What is expected:
Search the data for the word "with" and copy every line where it occurs.

**** Given records

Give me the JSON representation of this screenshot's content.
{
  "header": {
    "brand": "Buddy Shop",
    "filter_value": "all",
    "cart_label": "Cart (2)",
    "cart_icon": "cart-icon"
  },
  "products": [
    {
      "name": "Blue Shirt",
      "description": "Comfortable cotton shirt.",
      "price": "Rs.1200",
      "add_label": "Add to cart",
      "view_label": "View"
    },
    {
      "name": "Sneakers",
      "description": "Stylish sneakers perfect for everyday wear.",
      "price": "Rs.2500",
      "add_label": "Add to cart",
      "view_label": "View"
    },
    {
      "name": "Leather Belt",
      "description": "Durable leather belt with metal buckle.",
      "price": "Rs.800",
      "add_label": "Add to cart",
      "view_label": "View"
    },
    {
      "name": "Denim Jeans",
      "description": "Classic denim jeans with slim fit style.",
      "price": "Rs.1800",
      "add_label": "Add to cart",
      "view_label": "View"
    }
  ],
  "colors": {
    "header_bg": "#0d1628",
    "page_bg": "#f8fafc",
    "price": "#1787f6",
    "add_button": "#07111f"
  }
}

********

Answer for this exercise:
      "description": "Durable leather belt with metal buckle.",
      "description": "Classic denim jeans with slim fit style.",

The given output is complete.